In their press release dated September 7, 2011 CTSO pointed out that “severe sepsis and septic shock afflicts more than 1 million people in the United States (U.S.), 1.5 million people in the E.U., and an estimated 18 million people worldwide each year, killing one in every three patients despite the best medical treatment. In the U.S., more die from severe sepsis than from either heart attacks, strokes or any single form of cancer.” Obviously there is a tremendous need for an effective treatment and CTSO has stood by their blood purification technology that can actively remove toxic substances from blood and other bodily fluids by pore capture and absorption.
Essentially what CytoSorb is being billed as is a means to modulate the immune system by removing excessive cytokines, often called “cytokine storm,” in critically-ill patients that can lead to deadly inflammation, multiple organ failure, immune dysfunction, and often death. What makes CytoSorb unique is the fact that it is designed to promote disease recovery rather than simply provide supportive care.
Back in March European regulatory approval was granted to CTSO for CytoSorb, allowing it to be sold throughout the European Union under the CE Mark to be used in cases where cytokines are elevated. CTSO is banking on this approval, hoping to use it as a means of an eventual FDA approval in the United States. But it should be noted that even with the EU approval CTSO is still a distance away from commercializing CytoSorb in Europe as they have recognized the need for “adequate and timely funding, and continued positive results from clinical studies.”

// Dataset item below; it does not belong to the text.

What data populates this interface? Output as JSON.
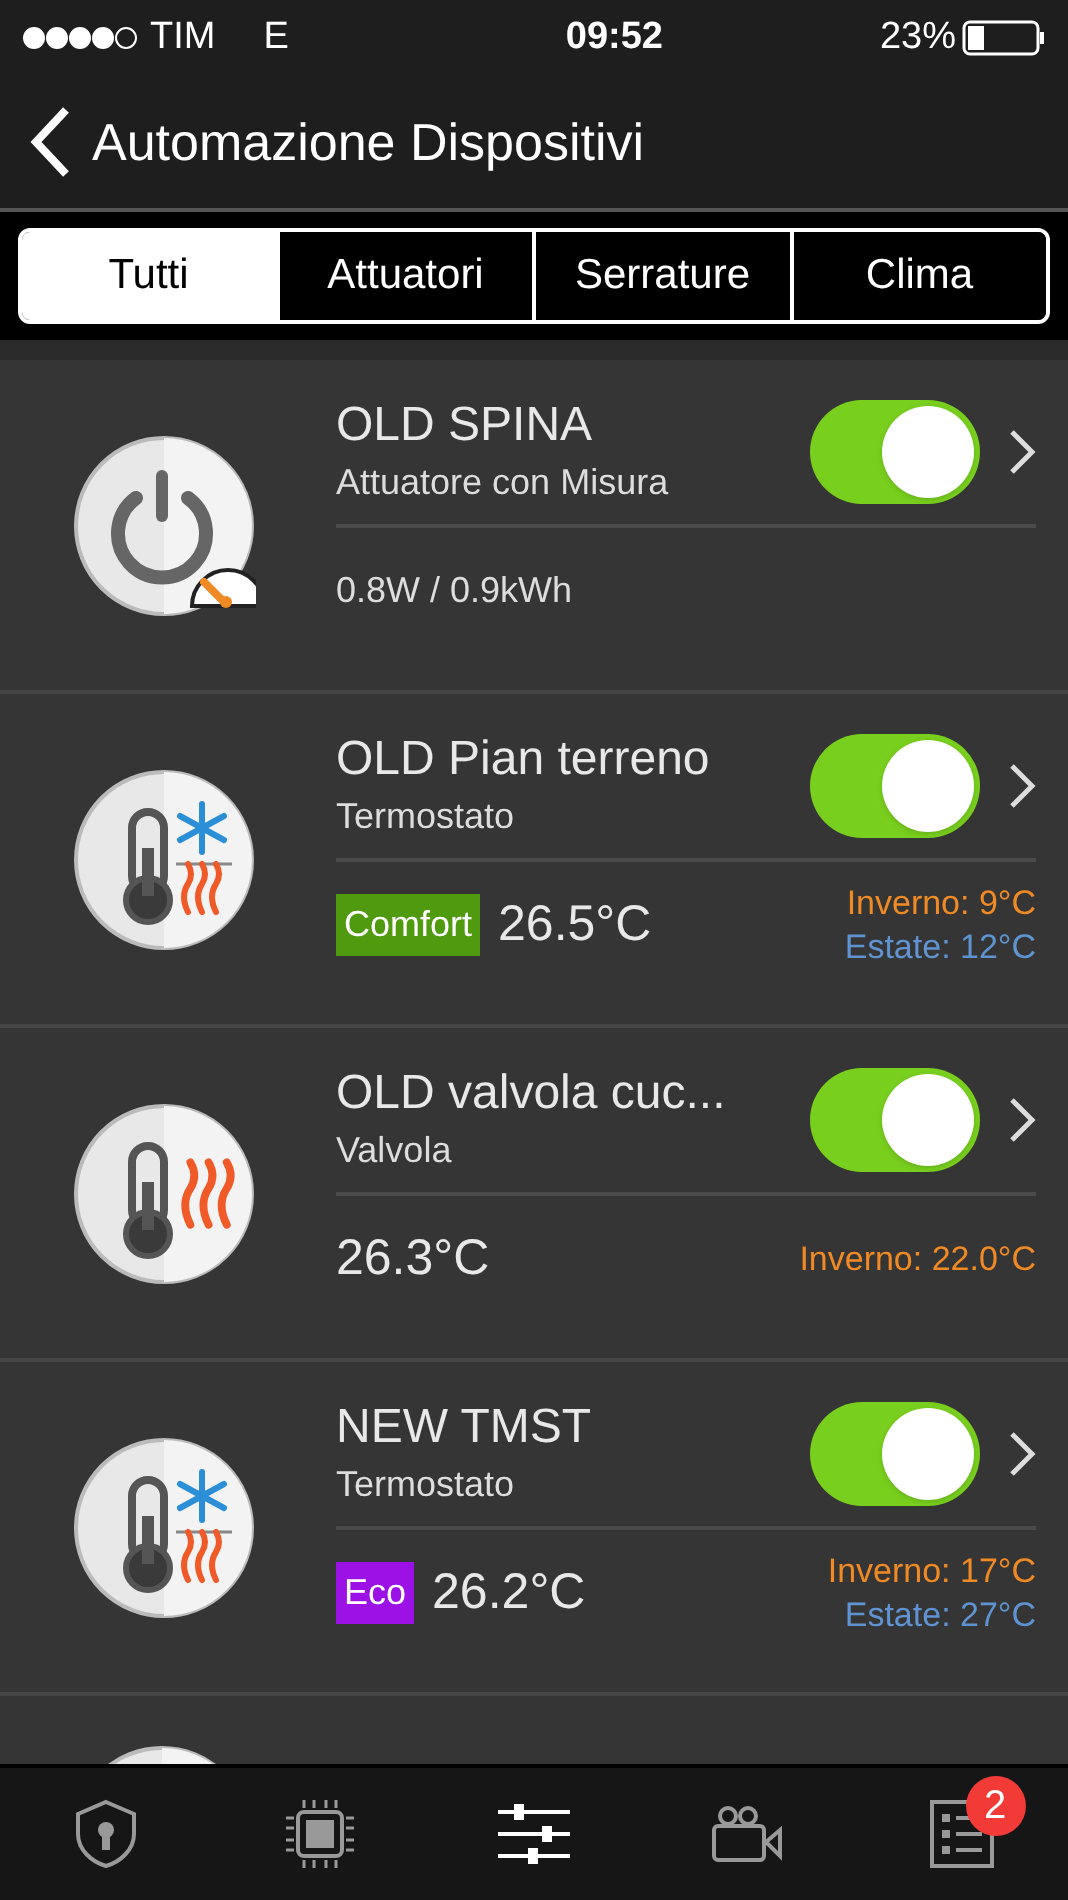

They could take a big step in that direction at the 5th International Congress of the German Sepsis Society taking place September 7-10 where CTSO will exhibit. Dr. Phillip Chan commented about the significance of the event saying it, “attracts approximately 1,000 participants each year” which “include many of the major physician thought leaders from Germany and elsewhere in Europe who treat patients and conduct clinical trials in sepsis and other critical care illnesses every day.” An impressive showing would obviously be a step in the right direction but again, the issues related to the most recent trial could prove problematic.
Problems are certainly not what CTSO needs at this point as they have seen their research and development costs jump from $352,888 for the three months ended June 30, 2010 to $854,827 for the same period 2011 as well as losses mount, moving from $676,278 for the three-month period 2010 to $1,341,182 during the same period 2011. These costs and losses were certainly expected but they are only palatable if the company is progressing toward commercialization. On that front Chan state dback in August that the company was “on track to begin our controlled market release of CytoSorb™ in Germany next month as we discussed in our shareholder letter in June.” He went on to say, “we expect this phase to take 3-6 months and currently plan an official launch in Germany in early 2012.”
It is certainly getting to the point where CTSO is feeling the pressure to deliver news that will build investor confidence. Right now the company’s cash reserves amount to $3.34 million while they continue to see their losses since inception mount, a figure that currently exceeds $80 million.
CTSO is currently trading around the 0.155 – 0.165 range with heavy trading volume. Back in April they hit their 52-week high of 0.48 but they haven’t been above the 0.30 mark since the middle of that month. Right now they are trailing their 50-day moving average of 0.1941 as well as their 200-day moving average of 0.1799.